Rik Coolsaet, professor of international relations at the University of Ghent, says groups such as Islamic State tap into a sense of cultural and social disaffection. "The motivation for joining is the widely shared feeling, especially among second generation migrants, that they have no future, that no matter what effort they make they will never be accepted as fully French or Belgium."

He says that, despite the characterisation of the problem as “radical Islam”, religion has very little to do with the problem, with people recruited primarily online. “This is not old-fashioned radicalisation. The religious knowledge of these people is superficial. They don’t go to the mosques, and have no thorough religious knowledge. It’s a ‘cut and paste’ Islam.”

He also queries the perception that Belgium has a more serious problem with foreign fighters than France, arguing that the French figures are underestimated because of the difficulty in monitoring the banlieues.

But the reasons behind the phenomenon are the same for each country, he said. “Islamic State offers a new escape, an alternative to deviant behaviour like drug-trafficking or rioting. Islamic State can say to people: ‘I can offer you a job, a wife or partner, a family. You will belong to an alternative society.’ For a small group of people this is attractive.”

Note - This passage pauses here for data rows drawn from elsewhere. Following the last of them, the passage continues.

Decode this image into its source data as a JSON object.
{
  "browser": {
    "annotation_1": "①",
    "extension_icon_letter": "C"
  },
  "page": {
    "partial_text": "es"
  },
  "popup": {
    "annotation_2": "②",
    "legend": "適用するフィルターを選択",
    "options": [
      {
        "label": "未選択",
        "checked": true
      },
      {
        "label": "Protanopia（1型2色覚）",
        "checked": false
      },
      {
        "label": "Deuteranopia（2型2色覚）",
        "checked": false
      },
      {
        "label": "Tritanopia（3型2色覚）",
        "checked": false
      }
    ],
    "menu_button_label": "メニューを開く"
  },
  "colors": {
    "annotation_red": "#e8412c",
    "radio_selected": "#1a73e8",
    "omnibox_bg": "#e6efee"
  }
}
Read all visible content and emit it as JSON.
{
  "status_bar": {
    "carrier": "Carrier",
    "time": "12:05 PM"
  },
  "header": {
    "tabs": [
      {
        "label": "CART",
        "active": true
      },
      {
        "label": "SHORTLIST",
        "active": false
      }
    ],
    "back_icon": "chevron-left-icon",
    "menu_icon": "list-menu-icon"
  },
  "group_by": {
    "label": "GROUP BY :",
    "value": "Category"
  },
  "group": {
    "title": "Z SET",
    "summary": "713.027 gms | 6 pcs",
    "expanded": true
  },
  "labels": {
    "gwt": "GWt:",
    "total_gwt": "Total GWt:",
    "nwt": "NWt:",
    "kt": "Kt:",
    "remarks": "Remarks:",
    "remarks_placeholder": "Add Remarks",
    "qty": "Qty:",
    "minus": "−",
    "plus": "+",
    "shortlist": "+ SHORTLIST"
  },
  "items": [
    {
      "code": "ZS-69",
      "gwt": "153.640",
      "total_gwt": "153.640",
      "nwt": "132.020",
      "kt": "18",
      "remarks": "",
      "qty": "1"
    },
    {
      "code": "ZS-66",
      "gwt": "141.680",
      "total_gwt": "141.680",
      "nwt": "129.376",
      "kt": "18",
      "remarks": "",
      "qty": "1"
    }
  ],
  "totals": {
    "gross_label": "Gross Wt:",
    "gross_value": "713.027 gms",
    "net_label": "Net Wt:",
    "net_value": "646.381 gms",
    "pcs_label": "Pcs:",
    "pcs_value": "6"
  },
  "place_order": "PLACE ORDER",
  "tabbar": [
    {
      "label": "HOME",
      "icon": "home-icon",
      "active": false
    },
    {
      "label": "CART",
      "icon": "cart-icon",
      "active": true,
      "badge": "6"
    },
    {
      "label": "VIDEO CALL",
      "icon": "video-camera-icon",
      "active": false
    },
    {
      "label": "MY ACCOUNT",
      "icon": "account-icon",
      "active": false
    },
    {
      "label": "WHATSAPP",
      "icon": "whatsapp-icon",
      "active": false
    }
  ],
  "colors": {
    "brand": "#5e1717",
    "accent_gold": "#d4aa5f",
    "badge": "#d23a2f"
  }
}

How Belgium tackles that problem of social disaffection will be a long-term challenge, not just in this period of national soul-searching.